Amid falling inflation and high interest rates, economies continue to grow, says Krugman

Macroeconomic issues, which affect the insurance industry, were highlighted on Tuesday, September 26, the third and final day of FIDES Rio 2023, the sector’s largest conference in the Western Hemisphere. One of the main attractions was Nobel Prize-winning economist Paul Krugman. In his speech, he noted that inflation caused by the economic impact of the pandemic has been falling consistently in the United States and Europe, while interest rates remain persistently high in these regions.

Left to right: Paul Krugman, Carla Vilhena (panel mediator) and Dyogo Oliveira (president of CNseg)

According to Krugman, there is a reason for this: higher interest rates have not caused an economic recession and rising unemployment in developed countries, making it hard to justify lowering them.

“As the economy strengthens amid high interest rates, people are losing faith that they will return to pre-pandemic levels. The effects of the increase in interest rates haven’t fully taken hold yet. It’s possible that the economy will weaken and rates will then fall again,” said Krugman, a New York Times columnist, one of the 50 most influential people in global finance according to a Bloomberg ranking and the winner of the 2008 Nobel Prize in economics.

“Protection gap” for climate risks and possible responses

The future direction of macroeconomic indicators, such as inflation and interest rates, are important factors to consider when building and managing businesses. These factors can also influence the demand for insurance.

Other topics of interest to the insurance industry were also addressed. For example, how can we reduce the “protection gap” between insured and uninsured climate-related losses, which is 60% on average globally and more than 80% in Latin America? The Insurance Global Trends panel at FIDES Rio 2023 set out to answer this and other questions.

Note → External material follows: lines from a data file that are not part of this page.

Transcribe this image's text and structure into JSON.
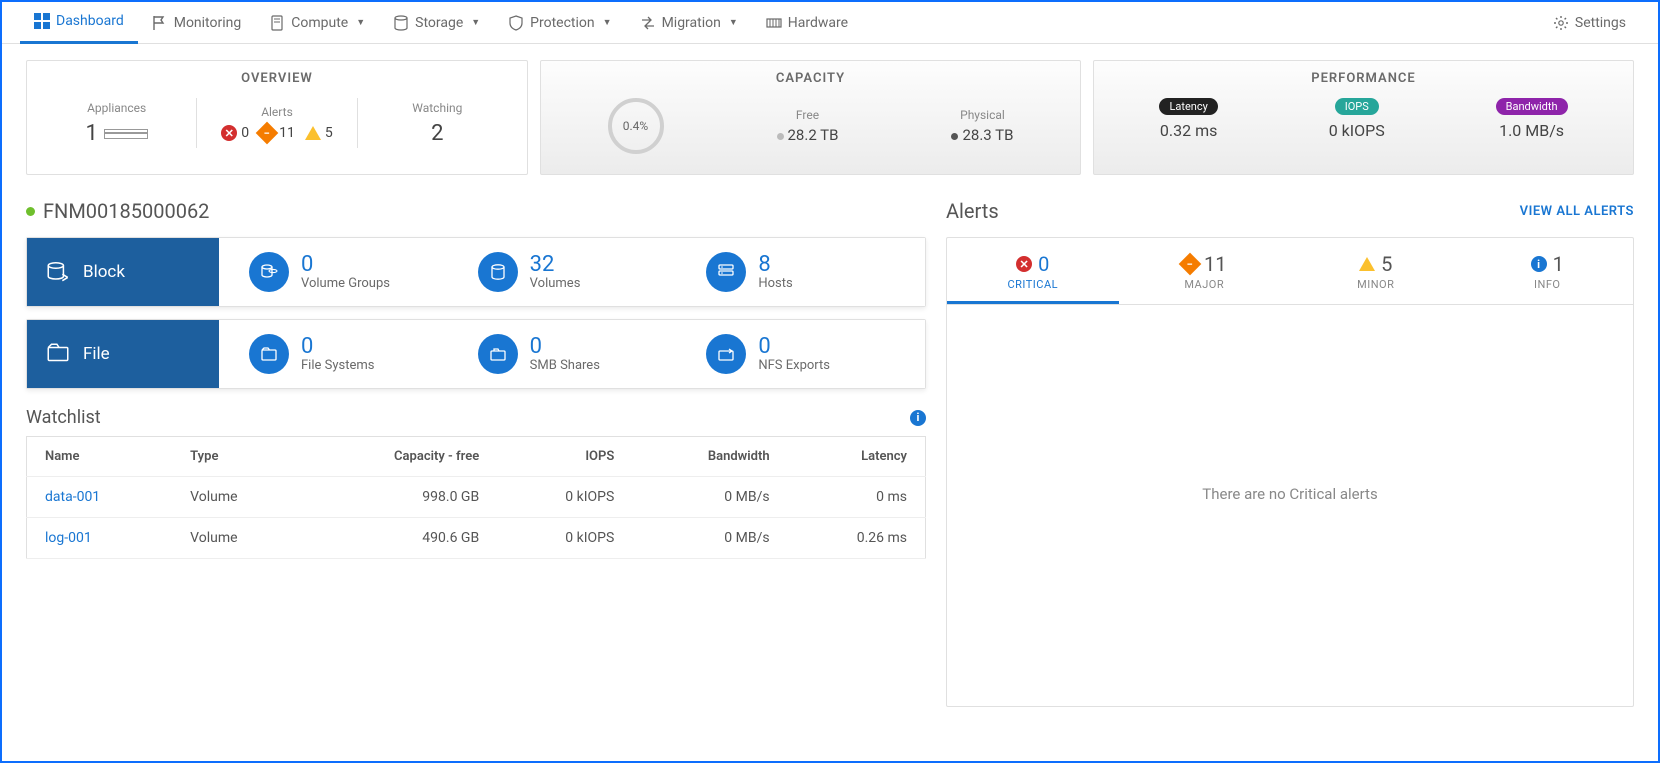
{
  "nav": {
    "dashboard": "Dashboard",
    "monitoring": "Monitoring",
    "compute": "Compute",
    "storage": "Storage",
    "protection": "Protection",
    "migration": "Migration",
    "hardware": "Hardware",
    "settings": "Settings"
  },
  "overview": {
    "title": "OVERVIEW",
    "appliances_label": "Appliances",
    "appliances_count": "1",
    "alerts_label": "Alerts",
    "critical": "0",
    "major": "11",
    "minor": "5",
    "watching_label": "Watching",
    "watching_count": "2"
  },
  "capacity": {
    "title": "CAPACITY",
    "percent": "0.4%",
    "free_label": "Free",
    "free_value": "28.2 TB",
    "physical_label": "Physical",
    "physical_value": "28.3 TB"
  },
  "performance": {
    "title": "PERFORMANCE",
    "latency_label": "Latency",
    "latency_value": "0.32 ms",
    "iops_label": "IOPS",
    "iops_value": "0 kIOPS",
    "bandwidth_label": "Bandwidth",
    "bandwidth_value": "1.0 MB/s"
  },
  "appliance": {
    "name": "FNM00185000062"
  },
  "block": {
    "title": "Block",
    "volume_groups": {
      "count": "0",
      "label": "Volume Groups"
    },
    "volumes": {
      "count": "32",
      "label": "Volumes"
    },
    "hosts": {
      "count": "8",
      "label": "Hosts"
    }
  },
  "file": {
    "title": "File",
    "file_systems": {
      "count": "0",
      "label": "File Systems"
    },
    "smb_shares": {
      "count": "0",
      "label": "SMB Shares"
    },
    "nfs_exports": {
      "count": "0",
      "label": "NFS Exports"
    }
  },
  "watchlist": {
    "title": "Watchlist",
    "columns": {
      "name": "Name",
      "type": "Type",
      "capacity": "Capacity - free",
      "iops": "IOPS",
      "bandwidth": "Bandwidth",
      "latency": "Latency"
    },
    "rows": [
      {
        "name": "data-001",
        "type": "Volume",
        "capacity": "998.0 GB",
        "iops": "0 kIOPS",
        "bandwidth": "0 MB/s",
        "latency": "0 ms"
      },
      {
        "name": "log-001",
        "type": "Volume",
        "capacity": "490.6 GB",
        "iops": "0 kIOPS",
        "bandwidth": "0 MB/s",
        "latency": "0.26 ms"
      }
    ]
  },
  "alerts": {
    "title": "Alerts",
    "view_all": "VIEW ALL ALERTS",
    "tabs": {
      "critical": {
        "count": "0",
        "label": "CRITICAL"
      },
      "major": {
        "count": "11",
        "label": "MAJOR"
      },
      "minor": {
        "count": "5",
        "label": "MINOR"
      },
      "info": {
        "count": "1",
        "label": "INFO"
      }
    },
    "empty": "There are no Critical alerts"
  }
}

As well as the protection gap and the severity of climate damage, the panel explored some other challenges facing the insurance industry, including the impacts of the demographic transition and its effects on health (such as higher spending) and pension systems.

Possible solutions mentioned during the panel discussion include: i) investment in technology, especially involving the use of data and artificial intelligence; ii) diversification and greater customization of products; and iii) the need for financial education in order to make the insurance market better understood among larger portions of the world’s population. Representatives of Universal Health Monitor (André Medici), Munich Re (Clarisse Kopff), IRB Re (Daniel Castillo), EY (Isabelle Santenac), the Bradesco group (Ivan Luiz Gontijo Jr.) and AON (Jeremy Goodman) took part in the panel.